Director Larrain shows a good sense in not trying to shoot the description shots for Sandokan’s graphic descriptions of abuse. The graphic dialogues in the scene were disturbing that each of our minds would imagine a visual which is more agitating than any set of visuals. It doesn’t matter that we are nice inside our heart and mind. The words pierces through us creating the darkest of images. “The Club” coerces us to think about the non-existent justice inside Church. Despite reading or watching numerous documentaries, articles and books, we had rarely heard about a criminal priest, punished by civil justice. If everyone is equal before the law, why aren’t they facing the consequences for their crime? Church may be believes in the judgment in the eyes of God and its way of punishment is seeking penitence through prayers and isolation. Pablo Larrain notes how the very act of punishment gives them new obsessions and ideas to circumvent the truth or morality. The ‘house’ is like a prison and a place for priests to strengthen or redeem their connection with God. However, paradoxically the priests are protecting their prison, trying to shut down outside forces that may invade the purgatory. So, in a way the ending and the punishment given by Garcia seems like a fitting one. Now, the penance won’t be an empty routine because the pain the priests have caused upon their believers is reflected through a face, a wrecked personality. The performances are topnotch, and especially Alfredo Castro (a regular actor in Larrain’s films) gives a profundity to Vidal, whose antics could have been easily reduced to that of a villainous stereotype.
The sins of ‘fathers’ in Pablo Larrain’s “The Club” (98 minutes) is executed with an unnerving air of menace and painstaking nuance.

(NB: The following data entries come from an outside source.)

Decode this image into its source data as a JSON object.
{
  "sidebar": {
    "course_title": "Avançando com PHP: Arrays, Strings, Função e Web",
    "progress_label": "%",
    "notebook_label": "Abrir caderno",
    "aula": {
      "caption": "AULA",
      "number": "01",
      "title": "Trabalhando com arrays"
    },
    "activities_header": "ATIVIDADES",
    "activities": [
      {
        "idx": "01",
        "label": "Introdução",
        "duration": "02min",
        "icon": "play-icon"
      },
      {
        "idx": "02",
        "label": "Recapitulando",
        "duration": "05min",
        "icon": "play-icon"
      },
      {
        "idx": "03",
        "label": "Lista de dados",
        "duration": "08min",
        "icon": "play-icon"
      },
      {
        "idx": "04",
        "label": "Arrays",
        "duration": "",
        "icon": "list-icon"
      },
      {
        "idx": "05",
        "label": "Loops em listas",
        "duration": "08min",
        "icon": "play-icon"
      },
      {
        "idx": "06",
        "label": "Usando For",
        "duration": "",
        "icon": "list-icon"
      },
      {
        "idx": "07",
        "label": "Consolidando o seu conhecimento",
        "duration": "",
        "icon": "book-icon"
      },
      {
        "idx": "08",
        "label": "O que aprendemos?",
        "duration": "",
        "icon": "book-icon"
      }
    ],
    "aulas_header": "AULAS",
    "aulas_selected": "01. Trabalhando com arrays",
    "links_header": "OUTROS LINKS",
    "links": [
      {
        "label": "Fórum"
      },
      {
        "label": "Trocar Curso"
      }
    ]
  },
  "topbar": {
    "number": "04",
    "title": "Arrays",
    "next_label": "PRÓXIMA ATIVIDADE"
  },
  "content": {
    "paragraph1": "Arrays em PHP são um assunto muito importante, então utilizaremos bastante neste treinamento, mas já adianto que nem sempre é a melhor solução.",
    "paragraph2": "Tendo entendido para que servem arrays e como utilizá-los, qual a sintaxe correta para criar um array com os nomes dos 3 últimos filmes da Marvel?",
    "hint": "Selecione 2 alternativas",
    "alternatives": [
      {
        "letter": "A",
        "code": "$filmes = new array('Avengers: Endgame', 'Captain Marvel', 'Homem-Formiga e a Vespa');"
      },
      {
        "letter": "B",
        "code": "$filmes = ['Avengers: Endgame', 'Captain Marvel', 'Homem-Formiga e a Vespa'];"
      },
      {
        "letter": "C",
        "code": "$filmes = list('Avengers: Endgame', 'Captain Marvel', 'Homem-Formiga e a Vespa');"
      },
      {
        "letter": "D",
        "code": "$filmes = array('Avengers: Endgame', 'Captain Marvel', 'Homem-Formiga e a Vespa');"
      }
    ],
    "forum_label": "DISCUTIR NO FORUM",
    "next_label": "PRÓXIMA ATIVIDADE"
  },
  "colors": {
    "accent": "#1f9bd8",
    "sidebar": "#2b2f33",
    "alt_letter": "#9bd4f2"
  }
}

The movie’s depiction of disgraced priests will burn within our heart and mind.